And her parents’ story seems to have a link to American angst these days, and brings back a comment made by top Republican strategist Steve Schmidt during the 2016 presidential race: ”Nazism did not rise because it was strong. It rose because democracy was weak.”

“I believe that politically, we’re in need of the wisdom of warriors, whatever the form or structure of the message. My father had a saying, ‘Never take food or freedom for granted,’” she said.

“That was the culture of Poland, which has always been occupied by someone, and which has always resisted occupiers. My parents accepted that this was their generation’s turn to resist. We don’t have that tradition in our country. And we never thought anyone like Donald Trump could be elected president of our country to threaten the democratic process,” Ms. Silva said.
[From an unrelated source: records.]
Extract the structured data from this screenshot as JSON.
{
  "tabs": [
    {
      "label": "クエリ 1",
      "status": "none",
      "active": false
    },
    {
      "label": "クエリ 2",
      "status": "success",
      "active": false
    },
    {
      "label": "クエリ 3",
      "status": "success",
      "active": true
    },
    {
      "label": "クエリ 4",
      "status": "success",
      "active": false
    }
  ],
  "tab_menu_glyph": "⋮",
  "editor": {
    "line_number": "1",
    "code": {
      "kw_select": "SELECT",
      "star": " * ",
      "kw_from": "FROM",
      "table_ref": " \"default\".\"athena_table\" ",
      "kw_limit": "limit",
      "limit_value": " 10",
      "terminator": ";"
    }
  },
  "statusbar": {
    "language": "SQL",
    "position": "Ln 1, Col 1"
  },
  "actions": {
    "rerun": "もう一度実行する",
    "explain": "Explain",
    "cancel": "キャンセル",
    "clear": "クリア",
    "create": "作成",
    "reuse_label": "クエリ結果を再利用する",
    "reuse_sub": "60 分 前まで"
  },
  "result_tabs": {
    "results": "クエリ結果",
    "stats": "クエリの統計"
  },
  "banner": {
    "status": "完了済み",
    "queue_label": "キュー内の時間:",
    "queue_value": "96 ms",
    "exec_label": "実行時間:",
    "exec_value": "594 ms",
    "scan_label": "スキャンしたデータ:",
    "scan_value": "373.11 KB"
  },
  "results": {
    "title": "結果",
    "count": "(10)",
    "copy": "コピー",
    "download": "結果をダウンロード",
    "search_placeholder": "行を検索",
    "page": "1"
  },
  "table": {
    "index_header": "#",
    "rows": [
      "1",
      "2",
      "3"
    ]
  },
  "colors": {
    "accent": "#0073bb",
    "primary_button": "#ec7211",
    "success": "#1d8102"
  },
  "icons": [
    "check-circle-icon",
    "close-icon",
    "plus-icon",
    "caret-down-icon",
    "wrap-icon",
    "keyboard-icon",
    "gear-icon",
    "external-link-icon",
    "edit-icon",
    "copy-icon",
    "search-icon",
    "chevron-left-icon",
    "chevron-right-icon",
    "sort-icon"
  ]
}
“It’s not just an American phenomenon, and there are examples of people all over the world putting their lives on the line to resist [authoritarianism]. Bassem Youssef [the Egyptian Jon Stewart], Nigerian singer Fela Kuti, punk rockers Pussy Riot in Russia; the list goes on and on. And it is not beyond us. We can make the difference. We need to learn that resistance is effective. It works, keeps them from seizing our power. Eventually it will topple them. It does take just a few people. That’s probably why the U.S. Marines teach that a Marine’s first duty is to his brother, the man next to him. That bond of brotherhood kept the people in the resistance going,” Ms. Silva said.